Money is not the only answer, but it makes a difference.
When my friend’s father went to South Korea, he nearly had a heart attack because the waiter told him his hamburger would be a 5,000 won. However, in Korean money, that’s only equivalent to 5 dollars.
Money in South Korea is called won (원), meaning “currency” or “coin” (it’s symbol being ₩). When Korea divided after World War II, the currencies did as well. Even so, they are both still called won: Southern won and Northern won. At the moment, 1 South Korean won is equivalent to 0.000873 U.S. dollars. How I choose to estimate, however, is assuming 10,000 won equals $10.

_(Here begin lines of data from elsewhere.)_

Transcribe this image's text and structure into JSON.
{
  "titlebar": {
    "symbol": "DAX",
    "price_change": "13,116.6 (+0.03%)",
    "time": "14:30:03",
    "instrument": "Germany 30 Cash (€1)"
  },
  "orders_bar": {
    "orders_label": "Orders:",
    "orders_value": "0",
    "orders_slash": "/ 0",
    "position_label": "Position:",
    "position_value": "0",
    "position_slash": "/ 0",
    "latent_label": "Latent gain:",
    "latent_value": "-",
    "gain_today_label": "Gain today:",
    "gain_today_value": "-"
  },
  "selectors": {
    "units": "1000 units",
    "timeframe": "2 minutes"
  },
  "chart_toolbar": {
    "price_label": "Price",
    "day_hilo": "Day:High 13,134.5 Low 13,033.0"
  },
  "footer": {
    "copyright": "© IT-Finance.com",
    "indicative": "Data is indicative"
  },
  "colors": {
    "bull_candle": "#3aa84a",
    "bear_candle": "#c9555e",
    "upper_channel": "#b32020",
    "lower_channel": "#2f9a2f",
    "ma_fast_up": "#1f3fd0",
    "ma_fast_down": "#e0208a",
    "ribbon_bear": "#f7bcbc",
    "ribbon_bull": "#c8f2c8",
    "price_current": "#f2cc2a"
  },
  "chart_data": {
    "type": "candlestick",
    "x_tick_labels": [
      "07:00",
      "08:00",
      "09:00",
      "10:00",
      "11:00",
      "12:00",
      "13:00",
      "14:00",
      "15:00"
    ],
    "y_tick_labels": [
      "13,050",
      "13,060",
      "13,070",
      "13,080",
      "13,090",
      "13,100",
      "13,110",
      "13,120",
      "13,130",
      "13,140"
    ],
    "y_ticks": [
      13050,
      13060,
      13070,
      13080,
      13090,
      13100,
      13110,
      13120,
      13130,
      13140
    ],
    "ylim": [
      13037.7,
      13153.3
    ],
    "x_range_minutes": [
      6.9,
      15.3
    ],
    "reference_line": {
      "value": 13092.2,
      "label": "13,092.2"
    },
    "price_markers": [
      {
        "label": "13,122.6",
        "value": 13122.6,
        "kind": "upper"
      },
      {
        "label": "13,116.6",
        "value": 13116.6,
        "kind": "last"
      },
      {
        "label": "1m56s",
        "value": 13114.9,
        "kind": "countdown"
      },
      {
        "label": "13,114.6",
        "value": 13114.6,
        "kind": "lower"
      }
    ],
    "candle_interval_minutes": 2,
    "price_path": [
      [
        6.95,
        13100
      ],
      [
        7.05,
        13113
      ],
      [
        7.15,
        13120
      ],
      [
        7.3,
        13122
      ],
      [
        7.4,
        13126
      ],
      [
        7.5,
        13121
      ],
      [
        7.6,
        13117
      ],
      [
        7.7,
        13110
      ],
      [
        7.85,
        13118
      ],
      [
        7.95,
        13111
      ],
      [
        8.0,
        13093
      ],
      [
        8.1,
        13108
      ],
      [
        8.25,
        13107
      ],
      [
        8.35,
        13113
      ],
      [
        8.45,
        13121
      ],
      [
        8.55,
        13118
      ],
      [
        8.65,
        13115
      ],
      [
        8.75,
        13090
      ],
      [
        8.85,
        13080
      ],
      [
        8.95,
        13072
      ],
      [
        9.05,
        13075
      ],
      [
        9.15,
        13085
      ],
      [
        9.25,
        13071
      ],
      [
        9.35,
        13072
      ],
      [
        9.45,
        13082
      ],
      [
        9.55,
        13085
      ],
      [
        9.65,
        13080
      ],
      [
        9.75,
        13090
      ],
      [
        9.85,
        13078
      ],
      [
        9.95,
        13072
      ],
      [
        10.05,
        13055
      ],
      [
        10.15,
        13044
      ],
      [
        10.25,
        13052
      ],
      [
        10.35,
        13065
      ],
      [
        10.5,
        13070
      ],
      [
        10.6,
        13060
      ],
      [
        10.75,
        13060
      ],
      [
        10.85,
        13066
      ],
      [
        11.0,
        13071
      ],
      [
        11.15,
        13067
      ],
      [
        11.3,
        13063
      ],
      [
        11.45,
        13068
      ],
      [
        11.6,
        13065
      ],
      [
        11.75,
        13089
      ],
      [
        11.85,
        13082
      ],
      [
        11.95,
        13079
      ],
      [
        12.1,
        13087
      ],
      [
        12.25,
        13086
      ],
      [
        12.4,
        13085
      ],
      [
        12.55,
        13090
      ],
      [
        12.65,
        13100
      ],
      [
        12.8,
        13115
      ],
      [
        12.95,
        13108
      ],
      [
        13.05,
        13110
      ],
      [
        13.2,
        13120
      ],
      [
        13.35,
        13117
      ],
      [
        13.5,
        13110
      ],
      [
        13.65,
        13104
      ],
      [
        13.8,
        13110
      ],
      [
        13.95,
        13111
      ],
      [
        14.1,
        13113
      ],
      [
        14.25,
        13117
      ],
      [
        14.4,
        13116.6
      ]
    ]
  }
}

In South Korea, both cash and credit cards are used, but a card is used most. Though not all places in South Korea accept credit cards, a majority of businesses including hotels and restaurants accept Visa, Master Cards, and other credit cards. ATMs and banks are also available to exchange currency for won. (Sometimes, converting the currency at the airport is the best option because it gives a better rate).
Over time, Korean coins have been redesigned and replaced with smaller lighter ones. Koreans normally don’t like being paid in coins, though, especially in ₩10.
Dabotap Pagoda (다보탑) – Pagoda located at Bulguksa Temple
A stalk of rice
Admiral Yi Sun-shin (이순신) (1545-1598)
Red crowned crane (두루미) – Crane found in Korea
Through time, the bill colors have changed and received new designs. They have also become smaller; though, the higher the worth of the bill, the larger it is in size. Older bills can be used, but machines may not accept them due to their overgrown size.
Yi Hwang (이황), aka Toegye (퇴계) (1501-1570)
Yi I (이이), aka Yulgok (율곡) (1536-1584)
King Sejong the Great (세종대왕 – Sejongdaewang) (1397-1450)
Shin Saimdang (신사임당) (1504-1551)
“Get to Know The Faces You’ll See Everyday in Korea – Who’s on South Korean Money.” Seoulistic, https://seoulistic.com/just-for-fun/get-to-know-faces-youll-see-everyday-in-korea-whos-on-south-korean-money/. Accessed 1 July 2017.
“Korean Currency & Currency Info.” Korean Tourism, https://english.visitkorea.or.kr/enu/TRV/TV_ENG_1_3.jsp. Accessed 1 July 2017.
“Korean Currency.” Korea 4 Expats, http://www.korea4expats.com/article-korean-money-bills-coins.html. Accessed 1 July 2017.
“South Korean won.” Wikipedia, https://en.wikipedia.org/wiki/South_Korean_won. Accessed 1 July 2017.